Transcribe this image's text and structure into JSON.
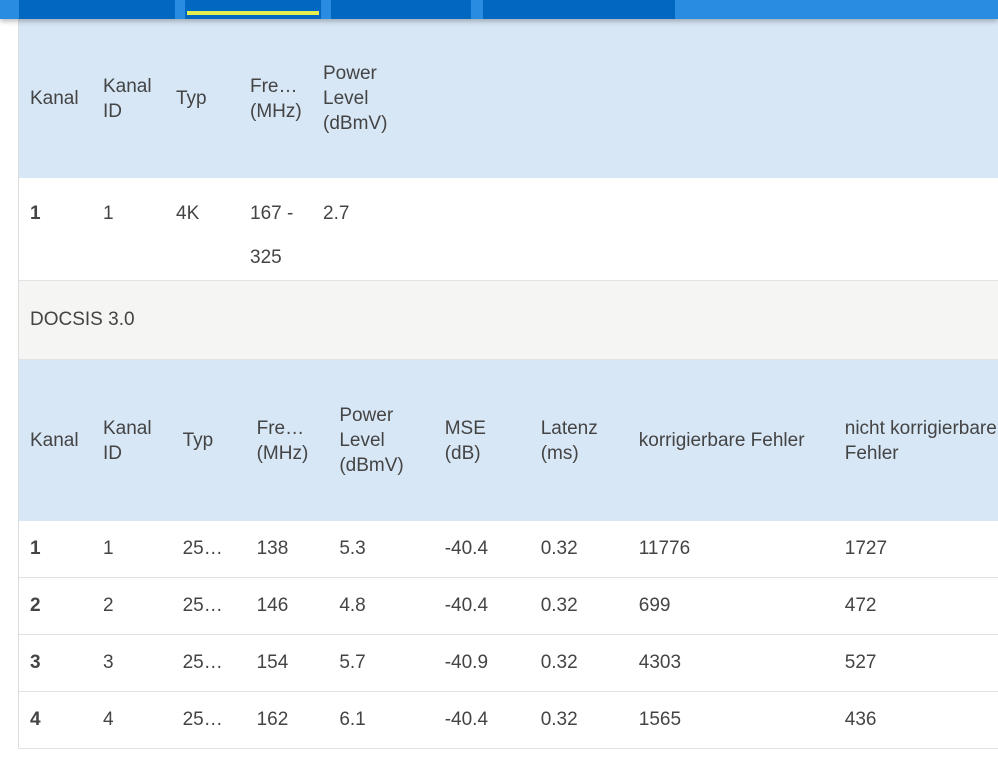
{
  "table1": {
    "headers": [
      "Kanal",
      "Kanal ID",
      "Typ",
      "Fre… (MHz)",
      "Power Level (dBmV)"
    ],
    "rows": [
      [
        "1",
        "1",
        "4K",
        "167 - 325",
        "2.7"
      ]
    ]
  },
  "section_title": "DOCSIS 3.0",
  "table2": {
    "headers": [
      "Kanal",
      "Kanal ID",
      "Typ",
      "Fre… (MHz)",
      "Power Level (dBmV)",
      "MSE (dB)",
      "Latenz (ms)",
      "korrigierbare Fehler",
      "nicht korrigierbare Fehler"
    ],
    "rows": [
      [
        "1",
        "1",
        "25…",
        "138",
        "5.3",
        "-40.4",
        "0.32",
        "11776",
        "1727"
      ],
      [
        "2",
        "2",
        "25…",
        "146",
        "4.8",
        "-40.4",
        "0.32",
        "699",
        "472"
      ],
      [
        "3",
        "3",
        "25…",
        "154",
        "5.7",
        "-40.9",
        "0.32",
        "4303",
        "527"
      ],
      [
        "4",
        "4",
        "25…",
        "162",
        "6.1",
        "-40.4",
        "0.32",
        "1565",
        "436"
      ]
    ]
  }
}
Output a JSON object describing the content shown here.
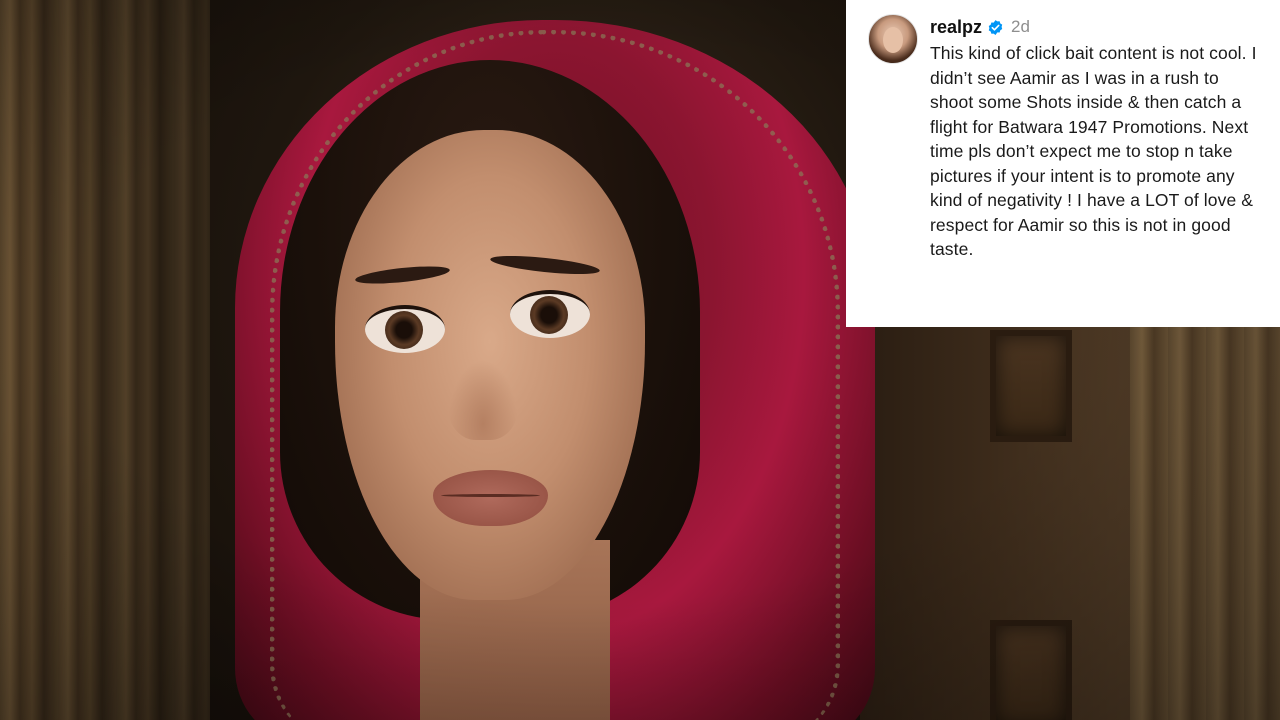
{
  "comment": {
    "username": "realpz",
    "verified": true,
    "time_ago": "2d",
    "text": "This kind of click bait content is not cool. I didn’t see Aamir as I was in a rush to shoot some Shots inside & then catch a flight for Batwara 1947 Promotions. Next time pls don’t expect me to stop n take pictures if your intent is to promote any kind of negativity ! I have a LOT of love & respect for Aamir so this is not in good taste."
  },
  "icons": {
    "verified": "verified-badge-icon",
    "avatar": "profile-avatar"
  },
  "colors": {
    "verified_blue": "#0095f6",
    "card_bg": "#ffffff",
    "time_gray": "#8e8e8e",
    "scarf_red": "#a8183e"
  }
}
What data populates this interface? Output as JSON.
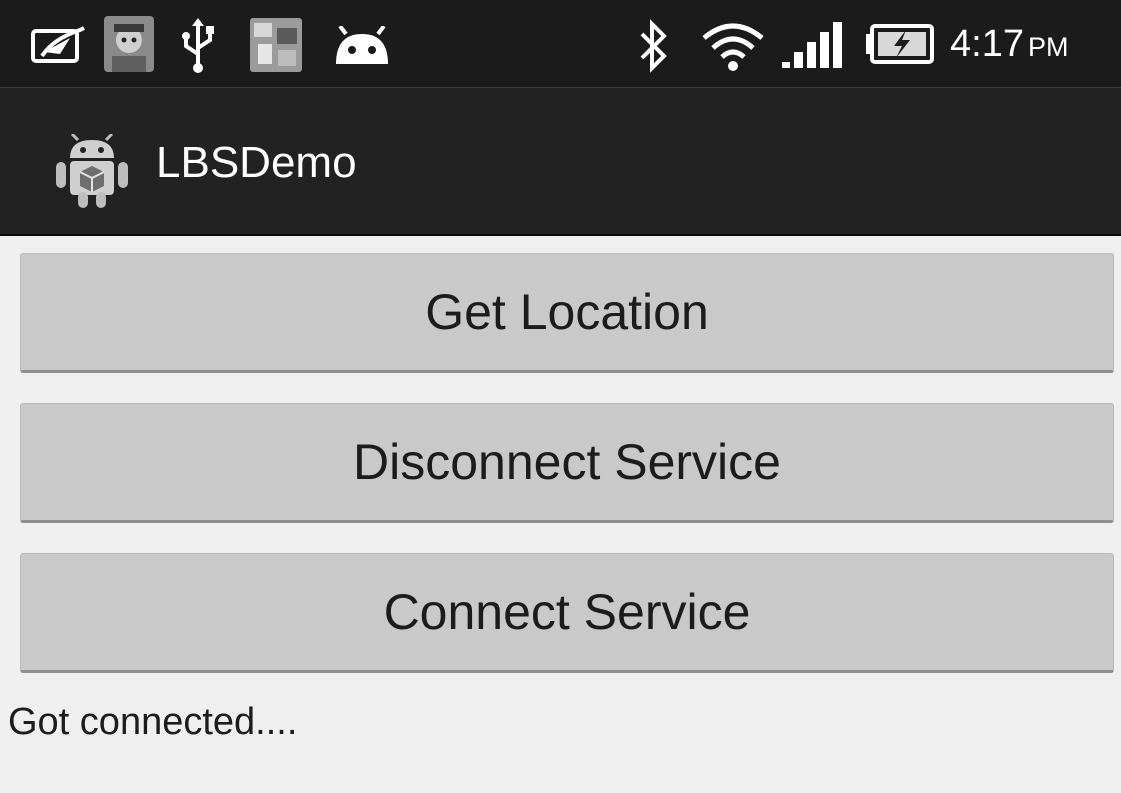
{
  "status_bar": {
    "time": "4:17",
    "ampm": "PM",
    "notification_icons": [
      "notepad-icon",
      "character-avatar-icon",
      "usb-icon",
      "game-thumbnail-icon",
      "android-head-icon"
    ],
    "system_icons": [
      "bluetooth-icon",
      "wifi-icon",
      "signal-icon",
      "battery-charging-icon"
    ]
  },
  "action_bar": {
    "title": "LBSDemo",
    "icon": "android-app-icon"
  },
  "buttons": {
    "get_location": "Get Location",
    "disconnect_service": "Disconnect Service",
    "connect_service": "Connect Service"
  },
  "status_message": "Got connected...."
}
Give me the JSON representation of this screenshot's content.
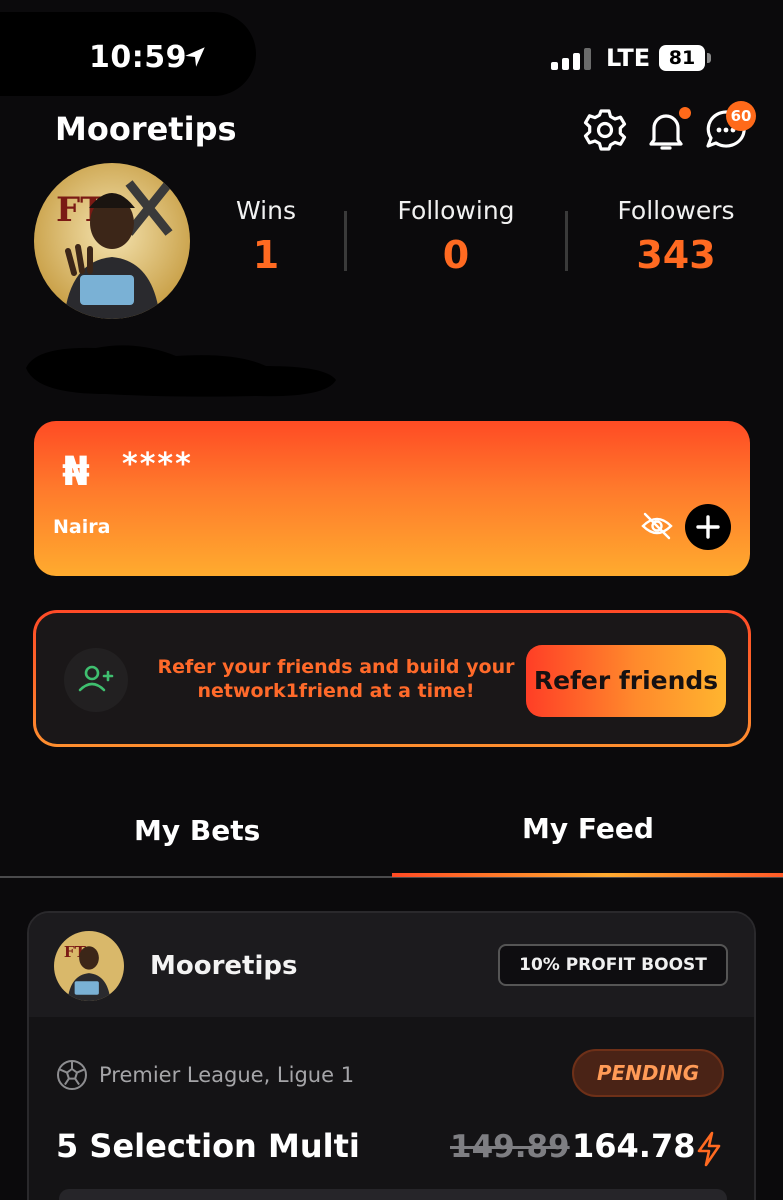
{
  "status_bar": {
    "time": "10:59",
    "network": "LTE",
    "battery": "81",
    "icons": [
      "location-arrow-icon",
      "signal-icon",
      "battery-icon"
    ]
  },
  "header": {
    "username": "Mooretips",
    "icons": [
      "gear-icon",
      "bell-icon",
      "chat-icon"
    ],
    "message_badge": "60"
  },
  "stats": [
    {
      "label": "Wins",
      "value": "1"
    },
    {
      "label": "Following",
      "value": "0"
    },
    {
      "label": "Followers",
      "value": "343"
    }
  ],
  "wallet": {
    "currency_symbol": "₦",
    "balance_masked": "****",
    "currency_name": "Naira",
    "icons": [
      "eye-off-icon",
      "plus-icon"
    ]
  },
  "referral": {
    "text": "Refer your friends and build your network1friend at a time!",
    "button_label": "Refer friends",
    "icon": "add-user-icon"
  },
  "tabs": {
    "items": [
      "My Bets",
      "My Feed"
    ],
    "active": "My Feed"
  },
  "bet": {
    "username": "Mooretips",
    "boost_label": "10% PROFIT BOOST",
    "leagues": "Premier League, Ligue 1",
    "status": "PENDING",
    "title": "5 Selection Multi",
    "old_odds": "149.89",
    "new_odds": "164.78",
    "icons": [
      "soccer-ball-icon",
      "lightning-bolt-icon"
    ]
  },
  "colors": {
    "accent": "#ff6a21",
    "background": "#0b0a0c",
    "card": "#141315",
    "pending_text": "#ff9b57"
  }
}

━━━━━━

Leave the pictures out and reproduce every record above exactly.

### OUTPUT BELOW
Transcribe this image's text and structure into JSON.
{
  "table1": {
    "headers": [
      "Kanal",
      "Kanal ID",
      "Typ",
      "Fre… (MHz)",
      "Power Level (dBmV)"
    ],
    "rows": [
      [
        "1",
        "1",
        "4K",
        "167 - 325",
        "2.7"
      ]
    ]
  },
  "section_title": "DOCSIS 3.0",
  "table2": {
    "headers": [
      "Kanal",
      "Kanal ID",
      "Typ",
      "Fre… (MHz)",
      "Power Level (dBmV)",
      "MSE (dB)",
      "Latenz (ms)",
      "korrigierbare Fehler",
      "nicht korrigierbare Fehler"
    ],
    "rows": [
      [
        "1",
        "1",
        "25…",
        "138",
        "5.3",
        "-40.4",
        "0.32",
        "11776",
        "1727"
      ],
      [
        "2",
        "2",
        "25…",
        "146",
        "4.8",
        "-40.4",
        "0.32",
        "699",
        "472"
      ],
      [
        "3",
        "3",
        "25…",
        "154",
        "5.7",
        "-40.9",
        "0.32",
        "4303",
        "527"
      ],
      [
        "4",
        "4",
        "25…",
        "162",
        "6.1",
        "-40.4",
        "0.32",
        "1565",
        "436"
      ]
    ]
  }
}
Output a JSON object describing the content shown here.
{
  "comment": {
    "username": "realpz",
    "verified": true,
    "time_ago": "2d",
    "text": "This kind of click bait content is not cool. I didn’t see Aamir as I was in a rush to shoot some Shots inside & then catch a flight for Batwara 1947 Promotions. Next time pls don’t expect me to stop n take pictures if your intent is to promote any kind of negativity ! I have a LOT of love & respect for Aamir so this is not in good taste."
  },
  "icons": {
    "verified": "verified-badge-icon",
    "avatar": "profile-avatar"
  },
  "colors": {
    "verified_blue": "#0095f6",
    "card_bg": "#ffffff",
    "time_gray": "#8e8e8e",
    "scarf_red": "#a8183e"
  }
}
What data populates this interface? Output as JSON.
{
  "status_bar": {
    "time": "4:17",
    "ampm": "PM",
    "notification_icons": [
      "notepad-icon",
      "character-avatar-icon",
      "usb-icon",
      "game-thumbnail-icon",
      "android-head-icon"
    ],
    "system_icons": [
      "bluetooth-icon",
      "wifi-icon",
      "signal-icon",
      "battery-charging-icon"
    ]
  },
  "action_bar": {
    "title": "LBSDemo",
    "icon": "android-app-icon"
  },
  "buttons": {
    "get_location": "Get Location",
    "disconnect_service": "Disconnect Service",
    "connect_service": "Connect Service"
  },
  "status_message": "Got connected...."
}
Give me the JSON representation of this screenshot's content.
{
  "status_bar": {
    "time": "10:59",
    "network": "LTE",
    "battery": "81",
    "icons": [
      "location-arrow-icon",
      "signal-icon",
      "battery-icon"
    ]
  },
  "header": {
    "username": "Mooretips",
    "icons": [
      "gear-icon",
      "bell-icon",
      "chat-icon"
    ],
    "message_badge": "60"
  },
  "stats": [
    {
      "label": "Wins",
      "value": "1"
    },
    {
      "label": "Following",
      "value": "0"
    },
    {
      "label": "Followers",
      "value": "343"
    }
  ],
  "wallet": {
    "currency_symbol": "₦",
    "balance_masked": "****",
    "currency_name": "Naira",
    "icons": [
      "eye-off-icon",
      "plus-icon"
    ]
  },
  "referral": {
    "text": "Refer your friends and build your network1friend at a time!",
    "button_label": "Refer friends",
    "icon": "add-user-icon"
  },
  "tabs": {
    "items": [
      "My Bets",
      "My Feed"
    ],
    "active": "My Feed"
  },
  "bet": {
    "username": "Mooretips",
    "boost_label": "10% PROFIT BOOST",
    "leagues": "Premier League, Ligue 1",
    "status": "PENDING",
    "title": "5 Selection Multi",
    "old_odds": "149.89",
    "new_odds": "164.78",
    "icons": [
      "soccer-ball-icon",
      "lightning-bolt-icon"
    ]
  },
  "colors": {
    "accent": "#ff6a21",
    "background": "#0b0a0c",
    "card": "#141315",
    "pending_text": "#ff9b57"
  }
}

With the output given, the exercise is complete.